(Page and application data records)
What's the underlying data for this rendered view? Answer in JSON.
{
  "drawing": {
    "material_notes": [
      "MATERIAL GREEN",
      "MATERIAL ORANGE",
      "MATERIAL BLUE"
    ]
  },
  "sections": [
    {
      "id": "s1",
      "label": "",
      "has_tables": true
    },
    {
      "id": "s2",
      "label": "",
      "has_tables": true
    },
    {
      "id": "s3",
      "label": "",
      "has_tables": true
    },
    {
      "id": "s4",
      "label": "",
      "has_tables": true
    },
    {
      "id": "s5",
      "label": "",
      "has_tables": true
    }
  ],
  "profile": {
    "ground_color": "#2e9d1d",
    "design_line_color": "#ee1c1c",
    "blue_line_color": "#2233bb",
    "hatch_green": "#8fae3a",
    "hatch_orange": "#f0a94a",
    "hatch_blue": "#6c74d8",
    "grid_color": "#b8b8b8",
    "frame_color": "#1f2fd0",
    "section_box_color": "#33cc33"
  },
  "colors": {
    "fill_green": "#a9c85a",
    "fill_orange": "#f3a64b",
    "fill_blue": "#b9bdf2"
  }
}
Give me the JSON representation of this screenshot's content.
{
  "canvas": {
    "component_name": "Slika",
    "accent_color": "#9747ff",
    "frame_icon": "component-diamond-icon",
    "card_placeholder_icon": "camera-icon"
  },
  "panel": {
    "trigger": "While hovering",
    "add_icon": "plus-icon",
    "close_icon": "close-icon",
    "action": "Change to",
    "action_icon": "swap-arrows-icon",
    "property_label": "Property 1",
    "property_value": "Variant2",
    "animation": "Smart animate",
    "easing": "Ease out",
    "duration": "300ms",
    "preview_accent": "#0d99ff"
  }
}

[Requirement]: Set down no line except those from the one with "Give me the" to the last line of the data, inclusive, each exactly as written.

[Your solution]:
Give me the JSON representation of this screenshot's content.
{
  "canvas": {
    "component_name": "Slika",
    "accent_color": "#9747ff",
    "frame_icon": "component-diamond-icon",
    "card_placeholder_icon": "camera-icon"
  },
  "panel": {
    "trigger": "While hovering",
    "add_icon": "plus-icon",
    "close_icon": "close-icon",
    "action": "Change to",
    "action_icon": "swap-arrows-icon",
    "property_label": "Property 1",
    "property_value": "Variant2",
    "animation": "Smart animate",
    "easing": "Ease out",
    "duration": "300ms",
    "preview_accent": "#0d99ff"
  }
}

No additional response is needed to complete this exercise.